By Martin Morris
Failed plot to blow up airliners over North Atlantic changed face of global travel.
Three men have been found guilty in an UK court of plotting to kill thousands of people by blowing up planes over the Atlantic with home-made liquid bombs.Abdulla Ahmed Ali, 28, Tanvir Hussain, 28, and Assad Sarwar, 29, were convicted of conspiring to activate bombs disguised as drinks.
Four other men were found not guilty of conspiring to murder by blowing up planes, while an eighth defendant was cleared of the more general charge of conspiracy to murder.
The men's arrests in 2006 led to new airport restrictions on liquids and brought chaos to travelers globally.
Abdulla Ahmed Ali, leader of the al-Qaida inspired terror cell, along with the other defendants, planned to detonate home-made liquid bombs in suicide attacks on transatlantic aircraft.
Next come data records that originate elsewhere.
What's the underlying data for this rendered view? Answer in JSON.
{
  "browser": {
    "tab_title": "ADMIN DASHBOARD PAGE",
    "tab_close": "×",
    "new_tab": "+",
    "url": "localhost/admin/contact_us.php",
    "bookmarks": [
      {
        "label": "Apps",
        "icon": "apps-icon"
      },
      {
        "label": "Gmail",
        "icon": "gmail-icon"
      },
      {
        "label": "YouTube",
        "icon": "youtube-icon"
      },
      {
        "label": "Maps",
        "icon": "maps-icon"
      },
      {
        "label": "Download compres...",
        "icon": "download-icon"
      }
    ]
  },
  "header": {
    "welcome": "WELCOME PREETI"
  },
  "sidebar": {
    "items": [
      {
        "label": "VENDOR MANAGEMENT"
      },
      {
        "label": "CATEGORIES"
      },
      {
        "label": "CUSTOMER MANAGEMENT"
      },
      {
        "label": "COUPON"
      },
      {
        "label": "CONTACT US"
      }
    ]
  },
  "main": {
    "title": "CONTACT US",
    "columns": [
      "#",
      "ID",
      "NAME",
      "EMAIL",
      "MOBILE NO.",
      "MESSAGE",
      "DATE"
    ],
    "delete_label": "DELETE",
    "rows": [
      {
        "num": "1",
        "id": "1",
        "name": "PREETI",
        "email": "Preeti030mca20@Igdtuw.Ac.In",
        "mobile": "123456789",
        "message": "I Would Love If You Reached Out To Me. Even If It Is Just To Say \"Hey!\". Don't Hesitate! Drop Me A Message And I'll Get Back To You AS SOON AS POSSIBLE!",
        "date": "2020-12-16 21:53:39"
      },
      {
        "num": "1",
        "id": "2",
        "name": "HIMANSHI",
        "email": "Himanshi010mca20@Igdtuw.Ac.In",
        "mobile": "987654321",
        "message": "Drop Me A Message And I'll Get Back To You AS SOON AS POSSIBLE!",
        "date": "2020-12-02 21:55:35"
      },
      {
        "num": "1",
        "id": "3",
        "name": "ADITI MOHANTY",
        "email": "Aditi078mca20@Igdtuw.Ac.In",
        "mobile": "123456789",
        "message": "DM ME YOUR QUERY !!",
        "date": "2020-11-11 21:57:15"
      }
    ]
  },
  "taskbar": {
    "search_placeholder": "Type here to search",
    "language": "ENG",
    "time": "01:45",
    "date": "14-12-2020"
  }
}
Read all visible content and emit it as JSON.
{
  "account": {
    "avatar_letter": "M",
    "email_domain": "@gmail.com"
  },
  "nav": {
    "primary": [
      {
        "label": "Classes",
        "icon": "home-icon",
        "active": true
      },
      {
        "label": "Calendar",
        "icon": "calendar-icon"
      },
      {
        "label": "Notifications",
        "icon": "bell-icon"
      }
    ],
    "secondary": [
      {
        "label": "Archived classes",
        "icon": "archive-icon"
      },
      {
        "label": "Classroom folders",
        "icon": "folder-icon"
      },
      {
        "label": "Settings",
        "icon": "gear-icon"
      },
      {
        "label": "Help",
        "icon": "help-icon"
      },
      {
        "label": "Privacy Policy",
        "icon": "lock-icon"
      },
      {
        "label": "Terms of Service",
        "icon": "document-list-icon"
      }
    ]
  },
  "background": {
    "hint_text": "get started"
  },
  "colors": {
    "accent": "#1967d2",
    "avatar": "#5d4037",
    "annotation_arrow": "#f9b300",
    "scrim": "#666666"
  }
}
Flights from London to New York, San Francisco, Chicago, Toronto, Washington and Montreal - all departing within two-and-a-half hours of each other - were singled out. Authorities on both sides of the Atlantic would have been left powerless to stop the destruction once the first bomb exploded.
The plot, described in court as the most complex and daring British-based terrorist conspiracy in modern times, would have rivaled 9/11 in its devastation, officials noted.
Counter terrorism police, the security services and prosecutors, spent more than £35 million foiling the plot and bringing Ali to justice. Monday’s verdict was delivered at what was a re-trial for the defendants after crucial e-mail evidence gathered by the US National Security Agency was withheld from the original trial.
The e-mail evidence - detailing communications between gang members and their intermediaries in Pakistan - was submitted at the re-trial and provided the necessary proof that not only had a plot been hatched but that it was also soon going to be executed.
The defendants are due to be sentenced next week.